Johnson & Johnson currently faces a legal nightmare, with more than 16,000 lawsuits filed against it. All of these lawsuits claim that the company’s baby powder contains trace amounts of asbestos. This deadly mineral has been linked to ovarian cancer and mesothelioma.
As a result of these lawsuits, talcum powder cancer has become a hot-button issue. Other companies — and even U.S. government agencies — have come under criticism for how they have handled the talc crisis.
According to a Reuters special report, the Food and Drug Administration (FDA) knew for years that there were health concerns about the talc in powders and cosmetics, but did nothing about it.
The rash of recent lawsuits against J&J forced the FDA to step up and finally acknowledge the problem — although critics say the agency is still bowing to industry pressure.
FDA Talc Symposium Draws Controversy
The FDA sponsored the “Asbestos in Talc Symposium” in November 2018, but many of the participants had worked for talcum powder companies at some point. Some had even served as expert witnesses and consultants for the talc companies through the years.
The event was by invitation only, and Dr. David Egilman never got one.
Egilman, a professor of family medicine at Brown University, testified in a trial that yielded a $4.69 billion verdict for women that claimed J&J’s talcum powder caused them to develop ovarian cancer.
Egilman hoped to offer his expertise as a physician and researcher on what doctors should look for under the microscope. He expressed concerns about which mineral fibers cause cancer, as geologists and industry consultants who were guiding the symposium might know little about the issues.
Determining which fibers are toxic to human health is often a key topic in J&J lawsuits related to talcum powder cancer.
FDA cosmetics chief Dr. Linda Katz informed Egilman in an email that the meeting was “not intended to discuss health-related issues or concerns.”
She added that no consensus was expected to be reached — yet three participants, who had formerly served as defense witnesses for J&J, drafted documents they called “consensus” or “concurrence” reports.
Two of the reports discouraged counting fibers that may possibly be asbestos in tests, which is directly against what most U.S. and European public health officials recommend to do.
A Long History of Deferring to the Industry
Reuters asserts that the FDA has allowed the talc industry to set their own safety rules for their products over the last 50 years.
“When something as serious as cancer or carcinogens are at issue, self-regulation doesn’t make a lot of sense,” said Raja Krishnamoorthi, an Illinois congressman who chairs a U.S. House subcommittee investigating talcum powder risks.
Further, Reuters uncovered many controversial FDA actions when digging through the agency’s history.
Here is a timeline of important FDA decisions:
- 1973: The FDA finds asbestos in a sample of J&J’s Shower to Shower powder, but never announces the finding.
- 1973: J&J, along with other talc companies and the Cosmetic Toiletry and Fragrance Association (CTFA), convinces the FDA that they could monitor the safety of their own products. The FDA ends plans to test talc samples and the CTFA publishes its own test for the companies to use.

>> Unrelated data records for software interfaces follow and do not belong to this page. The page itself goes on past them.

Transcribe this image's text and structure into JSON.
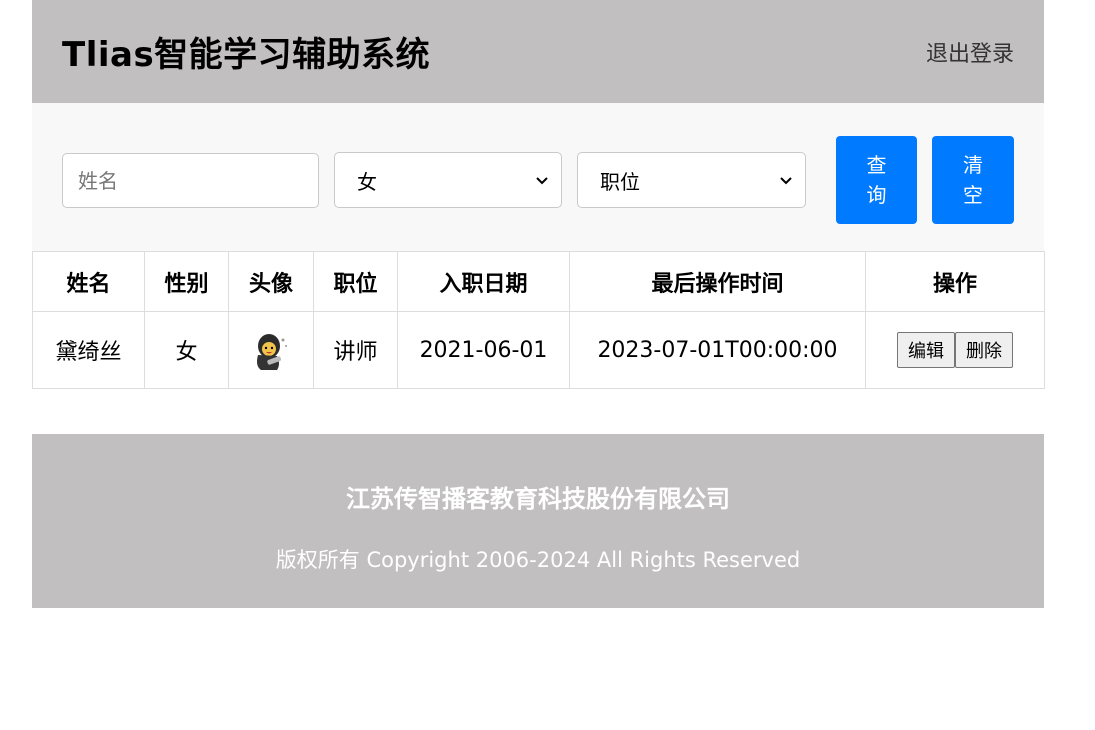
{
  "header": {
    "title": "Tlias智能学习辅助系统",
    "logout_label": "退出登录"
  },
  "search": {
    "name_placeholder": "姓名",
    "gender_selected": "女",
    "job_placeholder": "职位",
    "query_label": "查询",
    "clear_label": "清空"
  },
  "table": {
    "headers": [
      "姓名",
      "性别",
      "头像",
      "职位",
      "入职日期",
      "最后操作时间",
      "操作"
    ],
    "rows": [
      {
        "name": "黛绮丝",
        "gender": "女",
        "avatar_icon": "avatar-icon",
        "job": "讲师",
        "entry_date": "2021-06-01",
        "update_time": "2023-07-01T00:00:00",
        "edit_label": "编辑",
        "delete_label": "删除"
      }
    ]
  },
  "footer": {
    "company": "江苏传智播客教育科技股份有限公司",
    "copyright": "版权所有 Copyright 2006-2024 All Rights Reserved"
  },
  "colors": {
    "header_bg": "#c1bfc0",
    "primary": "#007bff",
    "search_bg": "#f8f8f8"
  }
}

- 1986: A graduate student who learned talc deposits are often laced with asbestos petitions the FDA to require a warning on talc powders. Using information from J&J, the FDA determines this warning is not needed.
- 1994: The FDA receives a request from Dr. Samuel Epstein, a University of Illinois environmental medicine professor, to put a warning label on talc powders. Epstein’s research showed talc itself could lead to ovarian cancer. The FDA denies the petition.
- 2006: The World Health Organization’s International Agency for Research on Cancer said using talc in the pelvic region was “possibly carcinogenic.” Dr. Epstein files a second petition to the FDA. Despite protests from J&J, the FDA finally performs its own tests. While no asbestos was found, the lab that tested the sample had no prior experience testing for asbestos in talc.
In 2019, Krishnamoorthi called for the FDA to bring consumers and their advocates into the discussion rather than relying on the industry.
“In light of the public interest around this particular issue, we need to find out what’s going on,” he said.
FDA Finally Takes Action
In October 2019, the FDA finally tested samples of J&J baby powder that the federal regulator purchased online. Their testing revealed trace amounts of asbestos in the talc.
J&J responded to the findings by voluntarily recalling 33,000 bottles that came from the same shipment that the FDA tested.
Meanwhile, J&J began its own investigation of the tainted talc and claimed it had no asbestos. The FDA stood by its findings.
Furthermore, the FDA plans to hold a public hearing sometime in 2020. The event should reveal how the agency, which has long relied on the talc industry for expertise, will address consumer concerns over this issue.